Studies have shown that many parents aren’t particularly confident when it comes to navigating privacy settings on their social media. Despite this, they’re are still posting images of their children online, along with potentially sensitive information. Before we discuss the importance of online safety with our kids, we need to educate ourselves about the risks of exposing our children to the virtual world. It’s important to note that regardless of your privacy settings on social media, nothing you post can ever be considered completely private. The moment information and images of your children that you’ve posted reach complete strangers, friends of friends or data-gathering advertisers, they cease to be within your control.
Alternatives to social media
Many parents feel comfortable posting photos of their children online as soon as they’re born, wanting to share their excitement and pride with their friends and family immediately after the birth. While there’s much debate about what kinds of things are or aren’t acceptable to share – generic baby pics, as opposed to a bathtime photo of your toddler or a video of them having a tantrum – it’s a topic that requires more thought than we’ve been giving it. If you feel unsure or uncomfortable sharing information about your kids, or fear that they might suffer consequences in the future, there are alternatives you can consider.
Give your children veto power
If your children are old enough to make decisions about their privacy, make sure you run photos or stories by them and get their permission before posting anything that includes them on social media. You might find that they enjoy the praise they receive when you’ve posted a photo of them looking great at their primary school graduation ceremony, but aren’t quite as thrilled to have that hilarious old photo of themselves covered in spaghetti shared online. Remember, those experiences belong to your children and leaving them in control of what’s done with their personal history encourages a strong sense of identity and self-esteem.

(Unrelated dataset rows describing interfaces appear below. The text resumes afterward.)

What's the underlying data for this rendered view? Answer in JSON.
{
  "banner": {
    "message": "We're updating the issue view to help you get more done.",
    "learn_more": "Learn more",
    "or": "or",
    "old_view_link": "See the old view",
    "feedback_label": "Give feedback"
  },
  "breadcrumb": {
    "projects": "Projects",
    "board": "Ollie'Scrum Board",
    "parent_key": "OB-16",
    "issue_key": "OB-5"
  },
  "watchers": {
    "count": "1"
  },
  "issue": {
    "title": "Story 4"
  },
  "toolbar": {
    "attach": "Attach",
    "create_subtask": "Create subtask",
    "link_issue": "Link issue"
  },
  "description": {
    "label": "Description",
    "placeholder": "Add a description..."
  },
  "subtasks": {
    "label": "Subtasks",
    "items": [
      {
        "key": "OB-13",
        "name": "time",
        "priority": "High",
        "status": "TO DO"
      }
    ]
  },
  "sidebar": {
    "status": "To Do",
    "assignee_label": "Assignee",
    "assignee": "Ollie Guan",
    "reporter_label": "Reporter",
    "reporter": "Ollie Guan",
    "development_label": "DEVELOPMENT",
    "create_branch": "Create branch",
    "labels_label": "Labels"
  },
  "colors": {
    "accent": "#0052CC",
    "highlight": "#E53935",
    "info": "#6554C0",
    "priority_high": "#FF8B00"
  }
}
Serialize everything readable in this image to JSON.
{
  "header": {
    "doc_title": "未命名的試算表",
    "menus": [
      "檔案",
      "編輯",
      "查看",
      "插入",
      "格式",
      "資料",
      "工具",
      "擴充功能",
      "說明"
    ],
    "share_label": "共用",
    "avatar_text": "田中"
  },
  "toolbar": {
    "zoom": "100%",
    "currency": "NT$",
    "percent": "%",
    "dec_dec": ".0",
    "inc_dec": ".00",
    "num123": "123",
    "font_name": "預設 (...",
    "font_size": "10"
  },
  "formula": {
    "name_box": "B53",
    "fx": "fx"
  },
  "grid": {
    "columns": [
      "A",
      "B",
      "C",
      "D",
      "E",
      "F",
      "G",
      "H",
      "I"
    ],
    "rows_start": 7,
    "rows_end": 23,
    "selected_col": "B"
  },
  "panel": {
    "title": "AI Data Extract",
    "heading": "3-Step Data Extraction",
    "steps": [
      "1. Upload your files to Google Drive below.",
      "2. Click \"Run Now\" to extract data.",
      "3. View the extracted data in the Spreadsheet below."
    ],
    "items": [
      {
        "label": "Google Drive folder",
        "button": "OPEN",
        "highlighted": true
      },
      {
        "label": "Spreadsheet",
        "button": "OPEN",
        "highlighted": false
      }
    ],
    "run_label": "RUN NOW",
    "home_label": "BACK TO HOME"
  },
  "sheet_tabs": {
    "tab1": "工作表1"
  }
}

Save it for when they’re older
If your kids aren’t old enough to make the decision for themselves about what can or can’t go on social media, you could create a folder for images and stories that you think they might one day allow to be uploaded online. Save all the funny and poignant photos and memories and share them with family and close friends via email or private messages, but don’t post them on social media. When your kids are old enough, go through these memories and decide together which of them, if any, your children are comfortable having posted online. They’ll appreciate the respect and self-control you’ve modelled and learn a lesson about the seriousness of putting personal information on social media.
Take it offline
Why not go old-school? Print special photos and make notes of happy or important memories and milestones; then use these to create a scrapbook about your child. This way, their memories and life events are preserved solely for them, rather than for public consumption. The scrapbook makes a special birthday gift when they’re older and your child will definitely appreciate not only the gesture, but the time and care taken to produce it.
FEATURE: CAITLIN GENG IMAGE: FOTOLIA.COM